Reading the book was not the only thing the students did in connection with the book.  They had the opportunity to email questions to retired Col. Halvorsen who is now 97-years-young and were able to read his replies to their questions.  The children were also inspired to create their own candy drop of sorts.  They put together bags of candy and visited nine classrooms at Walker Early Learning Center to share season cheer with the little ones.

"We really appreciated their visit to our kindergartners," said Walker Early Learning Center Principal Angela Ballinger. "It's amazing what our youngest children pick up on. Sometimes, we do not think they have been able to take everything in and we underestimate their abilities. But, they really understood the purpose behind the middle school students' candy drop." 

 They still have a couple of things to do second semester like Skype with the author of the book, Mike Tunnell,  and retired CW4 William Inman will be coming to speak to them about his experiences in post World War II Germany and what he witnessed when the Berlin Wall came down.  

The book Dr. Porter gave Ms. Turner in the summer has led to great things in and out of the classroom for her students.  The comments by students below echo those experiences.:  

“Always give back to people.”-Alyssa Beagle

“Be generous and help people.  Even a little piece of candy can bring them joy.”-Haley Gregory

“Share you love with other kids.”-Jericka Flynn

“The book inspired and encouraged me to make my mark.  It will warm your soul.”-Summer Canseco

“After reading the book, I realize how truly blessed I am to be living in America with freedom.”-Autumn Commer

“Sharing is caring.”-Summer Denney

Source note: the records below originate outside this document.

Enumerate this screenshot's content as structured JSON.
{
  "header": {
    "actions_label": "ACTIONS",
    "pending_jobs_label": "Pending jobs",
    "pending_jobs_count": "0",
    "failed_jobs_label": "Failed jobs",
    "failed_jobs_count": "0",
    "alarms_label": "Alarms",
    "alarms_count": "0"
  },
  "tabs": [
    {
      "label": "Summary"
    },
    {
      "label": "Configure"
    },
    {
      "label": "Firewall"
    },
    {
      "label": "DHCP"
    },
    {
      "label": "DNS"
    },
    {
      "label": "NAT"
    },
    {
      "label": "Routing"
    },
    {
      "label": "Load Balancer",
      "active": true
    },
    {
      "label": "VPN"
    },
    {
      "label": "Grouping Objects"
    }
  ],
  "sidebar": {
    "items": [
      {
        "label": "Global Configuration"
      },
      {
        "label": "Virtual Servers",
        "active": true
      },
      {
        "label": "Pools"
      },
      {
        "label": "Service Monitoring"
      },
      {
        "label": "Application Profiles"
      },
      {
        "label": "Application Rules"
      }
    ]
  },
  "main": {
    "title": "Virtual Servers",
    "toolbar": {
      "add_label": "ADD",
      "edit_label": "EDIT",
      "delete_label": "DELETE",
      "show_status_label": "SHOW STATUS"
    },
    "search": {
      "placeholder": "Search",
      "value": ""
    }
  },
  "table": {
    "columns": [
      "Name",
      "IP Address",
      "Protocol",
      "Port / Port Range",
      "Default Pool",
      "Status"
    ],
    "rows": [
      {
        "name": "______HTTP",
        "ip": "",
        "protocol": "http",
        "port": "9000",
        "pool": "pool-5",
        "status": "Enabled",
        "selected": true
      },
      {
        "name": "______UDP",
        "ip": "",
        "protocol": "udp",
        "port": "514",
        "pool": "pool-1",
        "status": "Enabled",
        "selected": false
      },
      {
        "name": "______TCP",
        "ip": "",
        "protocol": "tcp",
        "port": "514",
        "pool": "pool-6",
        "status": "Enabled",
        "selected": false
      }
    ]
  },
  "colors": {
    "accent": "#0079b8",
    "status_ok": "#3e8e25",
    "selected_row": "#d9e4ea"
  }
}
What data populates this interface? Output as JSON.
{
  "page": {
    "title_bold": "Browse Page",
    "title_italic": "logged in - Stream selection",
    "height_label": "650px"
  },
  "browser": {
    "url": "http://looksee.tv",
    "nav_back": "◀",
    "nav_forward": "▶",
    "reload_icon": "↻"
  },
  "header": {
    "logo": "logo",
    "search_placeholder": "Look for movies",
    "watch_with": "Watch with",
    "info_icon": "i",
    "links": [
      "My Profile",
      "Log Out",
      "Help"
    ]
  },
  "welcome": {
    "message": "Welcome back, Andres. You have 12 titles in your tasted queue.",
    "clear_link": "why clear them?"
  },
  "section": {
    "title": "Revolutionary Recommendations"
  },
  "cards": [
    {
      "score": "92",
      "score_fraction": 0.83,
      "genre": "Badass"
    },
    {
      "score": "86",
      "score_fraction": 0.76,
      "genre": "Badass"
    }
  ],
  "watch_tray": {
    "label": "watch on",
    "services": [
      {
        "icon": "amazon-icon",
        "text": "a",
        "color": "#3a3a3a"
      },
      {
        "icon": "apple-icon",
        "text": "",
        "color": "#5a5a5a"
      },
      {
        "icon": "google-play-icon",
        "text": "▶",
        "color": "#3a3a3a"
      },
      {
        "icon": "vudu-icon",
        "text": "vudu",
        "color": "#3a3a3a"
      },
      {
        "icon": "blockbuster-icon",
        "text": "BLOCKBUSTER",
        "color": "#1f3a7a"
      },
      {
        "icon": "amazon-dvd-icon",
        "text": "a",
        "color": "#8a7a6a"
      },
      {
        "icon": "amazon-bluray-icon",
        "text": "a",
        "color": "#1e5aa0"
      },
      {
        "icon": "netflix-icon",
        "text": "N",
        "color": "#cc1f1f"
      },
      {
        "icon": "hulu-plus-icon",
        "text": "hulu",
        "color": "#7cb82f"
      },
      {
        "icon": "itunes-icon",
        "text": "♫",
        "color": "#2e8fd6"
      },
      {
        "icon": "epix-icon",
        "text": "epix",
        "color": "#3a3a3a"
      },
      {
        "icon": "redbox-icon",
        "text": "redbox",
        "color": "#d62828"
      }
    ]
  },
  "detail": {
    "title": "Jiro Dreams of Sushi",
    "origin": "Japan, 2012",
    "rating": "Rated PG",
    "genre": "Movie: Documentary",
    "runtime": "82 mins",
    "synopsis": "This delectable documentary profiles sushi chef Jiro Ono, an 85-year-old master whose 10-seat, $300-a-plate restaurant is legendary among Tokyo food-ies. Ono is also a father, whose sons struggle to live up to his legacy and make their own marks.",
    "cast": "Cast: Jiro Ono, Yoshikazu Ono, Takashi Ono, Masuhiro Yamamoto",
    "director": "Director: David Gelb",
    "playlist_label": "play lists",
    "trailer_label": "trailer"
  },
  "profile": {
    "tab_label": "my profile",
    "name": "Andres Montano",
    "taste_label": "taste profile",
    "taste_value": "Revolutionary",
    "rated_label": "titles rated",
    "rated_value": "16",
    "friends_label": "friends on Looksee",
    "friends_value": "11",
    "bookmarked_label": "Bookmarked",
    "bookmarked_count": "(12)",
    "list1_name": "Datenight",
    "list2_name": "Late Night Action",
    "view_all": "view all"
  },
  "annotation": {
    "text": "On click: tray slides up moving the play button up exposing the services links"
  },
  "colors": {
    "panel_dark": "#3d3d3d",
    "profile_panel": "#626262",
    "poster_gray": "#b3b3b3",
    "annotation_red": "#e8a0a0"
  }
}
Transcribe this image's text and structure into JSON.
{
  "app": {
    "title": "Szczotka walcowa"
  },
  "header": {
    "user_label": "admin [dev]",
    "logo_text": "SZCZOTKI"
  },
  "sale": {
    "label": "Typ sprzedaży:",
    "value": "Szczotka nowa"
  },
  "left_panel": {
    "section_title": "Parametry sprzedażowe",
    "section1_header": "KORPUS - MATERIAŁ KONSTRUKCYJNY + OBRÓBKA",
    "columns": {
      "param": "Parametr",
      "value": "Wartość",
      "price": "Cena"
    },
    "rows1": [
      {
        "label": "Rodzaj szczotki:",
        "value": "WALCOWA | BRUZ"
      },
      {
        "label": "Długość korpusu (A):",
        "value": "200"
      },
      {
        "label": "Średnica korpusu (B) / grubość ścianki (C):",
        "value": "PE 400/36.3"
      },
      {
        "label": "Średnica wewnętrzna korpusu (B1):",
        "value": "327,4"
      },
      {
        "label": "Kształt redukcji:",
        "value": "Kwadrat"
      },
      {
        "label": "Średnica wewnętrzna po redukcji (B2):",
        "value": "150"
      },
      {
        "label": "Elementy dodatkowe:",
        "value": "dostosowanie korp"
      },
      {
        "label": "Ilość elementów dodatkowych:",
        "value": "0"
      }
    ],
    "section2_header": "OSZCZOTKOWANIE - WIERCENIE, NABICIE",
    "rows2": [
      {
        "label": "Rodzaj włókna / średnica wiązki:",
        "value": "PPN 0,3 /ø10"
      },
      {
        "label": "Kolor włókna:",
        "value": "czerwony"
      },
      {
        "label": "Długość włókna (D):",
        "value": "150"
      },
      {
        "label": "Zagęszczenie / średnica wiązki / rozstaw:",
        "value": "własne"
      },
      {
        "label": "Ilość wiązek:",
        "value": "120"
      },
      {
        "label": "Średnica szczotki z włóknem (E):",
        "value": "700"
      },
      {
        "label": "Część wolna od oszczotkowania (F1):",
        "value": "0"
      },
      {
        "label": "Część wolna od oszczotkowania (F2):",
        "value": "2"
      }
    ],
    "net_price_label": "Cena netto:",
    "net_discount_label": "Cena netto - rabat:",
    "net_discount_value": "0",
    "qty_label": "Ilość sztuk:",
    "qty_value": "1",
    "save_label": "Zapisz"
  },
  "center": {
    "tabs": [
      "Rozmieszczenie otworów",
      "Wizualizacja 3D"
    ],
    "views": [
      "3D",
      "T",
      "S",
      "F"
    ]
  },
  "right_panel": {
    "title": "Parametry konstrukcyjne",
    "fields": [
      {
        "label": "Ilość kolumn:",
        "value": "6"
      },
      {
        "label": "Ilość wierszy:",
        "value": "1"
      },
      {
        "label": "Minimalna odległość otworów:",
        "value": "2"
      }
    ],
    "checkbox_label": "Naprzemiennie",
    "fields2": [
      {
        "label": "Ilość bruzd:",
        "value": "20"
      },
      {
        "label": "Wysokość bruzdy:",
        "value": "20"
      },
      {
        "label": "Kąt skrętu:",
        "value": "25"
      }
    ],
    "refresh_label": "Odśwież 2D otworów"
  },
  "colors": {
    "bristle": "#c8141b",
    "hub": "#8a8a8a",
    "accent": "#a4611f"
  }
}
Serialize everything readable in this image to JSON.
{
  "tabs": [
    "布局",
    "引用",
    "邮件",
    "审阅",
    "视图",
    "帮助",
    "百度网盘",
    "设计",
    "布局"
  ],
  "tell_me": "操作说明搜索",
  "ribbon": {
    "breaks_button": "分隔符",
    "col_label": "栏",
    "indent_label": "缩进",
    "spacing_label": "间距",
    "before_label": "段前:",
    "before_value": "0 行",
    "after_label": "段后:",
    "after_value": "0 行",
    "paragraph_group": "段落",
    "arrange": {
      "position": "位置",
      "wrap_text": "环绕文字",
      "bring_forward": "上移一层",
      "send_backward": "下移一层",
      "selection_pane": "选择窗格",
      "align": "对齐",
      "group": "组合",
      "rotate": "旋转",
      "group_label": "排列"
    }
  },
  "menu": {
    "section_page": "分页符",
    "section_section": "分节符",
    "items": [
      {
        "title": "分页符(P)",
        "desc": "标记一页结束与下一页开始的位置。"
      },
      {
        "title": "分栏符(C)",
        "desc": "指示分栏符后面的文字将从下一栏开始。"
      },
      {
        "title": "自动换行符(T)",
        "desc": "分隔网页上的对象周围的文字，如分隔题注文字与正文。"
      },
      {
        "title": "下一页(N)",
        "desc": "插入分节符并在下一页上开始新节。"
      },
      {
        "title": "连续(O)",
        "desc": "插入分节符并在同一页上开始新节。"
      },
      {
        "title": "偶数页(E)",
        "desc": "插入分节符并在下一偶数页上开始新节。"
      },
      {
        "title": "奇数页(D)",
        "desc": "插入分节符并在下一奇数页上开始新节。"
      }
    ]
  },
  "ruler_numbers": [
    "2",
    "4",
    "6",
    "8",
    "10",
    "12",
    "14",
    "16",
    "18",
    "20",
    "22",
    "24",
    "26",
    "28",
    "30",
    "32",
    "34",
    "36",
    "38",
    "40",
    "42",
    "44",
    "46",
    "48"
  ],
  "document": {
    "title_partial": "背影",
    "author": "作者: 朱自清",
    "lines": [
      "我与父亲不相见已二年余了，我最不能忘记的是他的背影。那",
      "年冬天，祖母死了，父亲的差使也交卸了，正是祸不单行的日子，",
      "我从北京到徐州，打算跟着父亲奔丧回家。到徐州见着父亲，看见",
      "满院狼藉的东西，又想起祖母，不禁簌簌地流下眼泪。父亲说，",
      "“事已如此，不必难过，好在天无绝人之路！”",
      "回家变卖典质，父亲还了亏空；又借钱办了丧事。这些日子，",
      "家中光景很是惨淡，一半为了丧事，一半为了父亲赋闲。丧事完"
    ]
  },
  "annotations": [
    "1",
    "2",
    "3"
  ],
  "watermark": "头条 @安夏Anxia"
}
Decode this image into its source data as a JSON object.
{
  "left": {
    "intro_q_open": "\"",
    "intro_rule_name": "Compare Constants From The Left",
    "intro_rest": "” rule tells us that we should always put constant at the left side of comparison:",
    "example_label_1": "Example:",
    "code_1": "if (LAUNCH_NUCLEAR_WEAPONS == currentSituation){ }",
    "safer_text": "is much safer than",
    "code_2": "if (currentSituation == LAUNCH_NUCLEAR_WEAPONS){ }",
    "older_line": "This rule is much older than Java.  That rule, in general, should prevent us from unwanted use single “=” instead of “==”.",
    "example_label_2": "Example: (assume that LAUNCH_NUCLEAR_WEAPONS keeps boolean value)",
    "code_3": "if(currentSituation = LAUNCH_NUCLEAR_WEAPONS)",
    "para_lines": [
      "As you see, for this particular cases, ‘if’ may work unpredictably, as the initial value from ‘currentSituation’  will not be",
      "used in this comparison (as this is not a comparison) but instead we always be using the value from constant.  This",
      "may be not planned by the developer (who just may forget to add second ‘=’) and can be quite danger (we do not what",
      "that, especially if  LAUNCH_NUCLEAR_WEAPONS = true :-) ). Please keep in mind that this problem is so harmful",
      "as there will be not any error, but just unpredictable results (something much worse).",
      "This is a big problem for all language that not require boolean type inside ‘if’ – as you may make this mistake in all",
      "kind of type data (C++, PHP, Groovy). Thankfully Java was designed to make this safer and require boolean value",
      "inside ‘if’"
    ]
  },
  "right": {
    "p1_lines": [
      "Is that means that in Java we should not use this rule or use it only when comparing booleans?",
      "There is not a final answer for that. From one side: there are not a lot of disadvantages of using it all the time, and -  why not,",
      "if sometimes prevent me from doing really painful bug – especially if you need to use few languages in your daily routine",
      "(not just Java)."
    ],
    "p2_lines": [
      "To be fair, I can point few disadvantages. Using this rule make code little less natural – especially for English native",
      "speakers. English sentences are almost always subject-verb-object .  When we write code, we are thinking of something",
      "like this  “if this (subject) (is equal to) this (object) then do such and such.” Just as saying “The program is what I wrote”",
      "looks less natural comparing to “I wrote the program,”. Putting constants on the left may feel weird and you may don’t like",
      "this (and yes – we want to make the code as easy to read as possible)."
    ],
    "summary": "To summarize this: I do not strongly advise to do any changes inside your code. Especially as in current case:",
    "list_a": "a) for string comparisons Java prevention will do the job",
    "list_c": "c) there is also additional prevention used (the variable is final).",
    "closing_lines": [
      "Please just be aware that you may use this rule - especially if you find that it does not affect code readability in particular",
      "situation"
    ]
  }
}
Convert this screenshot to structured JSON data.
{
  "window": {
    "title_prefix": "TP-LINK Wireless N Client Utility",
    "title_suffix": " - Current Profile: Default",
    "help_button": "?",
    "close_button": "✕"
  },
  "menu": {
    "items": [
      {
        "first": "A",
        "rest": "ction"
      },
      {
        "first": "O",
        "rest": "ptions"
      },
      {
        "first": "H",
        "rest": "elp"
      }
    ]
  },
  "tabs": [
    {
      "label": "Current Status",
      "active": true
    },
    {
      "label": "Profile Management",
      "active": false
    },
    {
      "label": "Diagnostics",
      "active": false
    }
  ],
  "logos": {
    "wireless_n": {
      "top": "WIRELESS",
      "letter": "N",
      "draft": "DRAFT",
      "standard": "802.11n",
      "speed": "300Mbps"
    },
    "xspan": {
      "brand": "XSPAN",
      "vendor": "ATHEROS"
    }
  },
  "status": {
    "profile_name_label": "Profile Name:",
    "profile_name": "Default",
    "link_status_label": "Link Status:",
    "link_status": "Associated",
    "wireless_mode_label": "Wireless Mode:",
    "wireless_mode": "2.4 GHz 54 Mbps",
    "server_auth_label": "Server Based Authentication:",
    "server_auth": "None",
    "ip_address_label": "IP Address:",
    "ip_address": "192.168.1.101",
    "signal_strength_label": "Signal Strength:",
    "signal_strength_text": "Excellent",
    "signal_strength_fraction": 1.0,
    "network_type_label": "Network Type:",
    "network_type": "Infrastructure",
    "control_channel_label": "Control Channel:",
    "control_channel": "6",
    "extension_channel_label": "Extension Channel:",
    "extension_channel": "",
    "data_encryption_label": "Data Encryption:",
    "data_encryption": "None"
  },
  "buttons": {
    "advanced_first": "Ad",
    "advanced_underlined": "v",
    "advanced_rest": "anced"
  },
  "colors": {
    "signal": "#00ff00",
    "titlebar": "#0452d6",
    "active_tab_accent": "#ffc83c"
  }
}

“This book made me thankful and grateful for where I am and what I have because not everyone is blessed with the things we have.”-Malachi Brown

“This book was so inspirational, and Lt. Halvorsen was a good man for putting a smile on children’s faces.”-Gracie Horton

“There are good, kind, caring people in this world.”-Sofia Upchurch

“Giving back is the best thing to do.”-Andrew Ford

“The Candy Bomber taught me to put others before yourself and to see someone unfortunate happy is worth my effort.”-Kayden Shrum

“The Book Candy  Bomber influenced my thinking by giving me a message.  The message is you don’t have to do something because you need to but because you want to. I say this because he chose to make people happy and I began to think of ways I could do the same.”-Helen Kern

“Even though life can be rough, you can always find a way to enjoy it.”-Kaitlin Carroll

‘The book alone melted my heart and moved me in a great way.  The activities we did with it have changed me for the better.”-DeShay Baird

“Reading the book has inspired me to go on a mission trip.”-Mackenzie Bolen

“After reading Candy Bomber I appreciate what I have and will gladly make a few sacrifices to give to ones who don’t have much at all.”-Lucas Crabtree

“I want to learn how to spread joy to the world.”-John Brumley

“It is better to give than it is to receive.”-Aileen Dominguez Pena

“Sometimes doing what you think is best is better than what other people think is best.”-Riley Bell

“We should learn to appreciate what we have.”-Bryar Brummett

“Little things matter in life.”-Sophie Brammer

“This book taught me two things.  Listen to your heart and sometimes it is better to ask forgiveness than permission.”-Shelby Smith

“Be generous and help as much as you can.”-Jaylon Gregory

“Always be kind.”-Kelsey Patton


  turner's class 1

turner's class 2

turner's class 3

The students preparing to deliver treats to a class at Walker Early Learning Center





Back to School News      Print News Article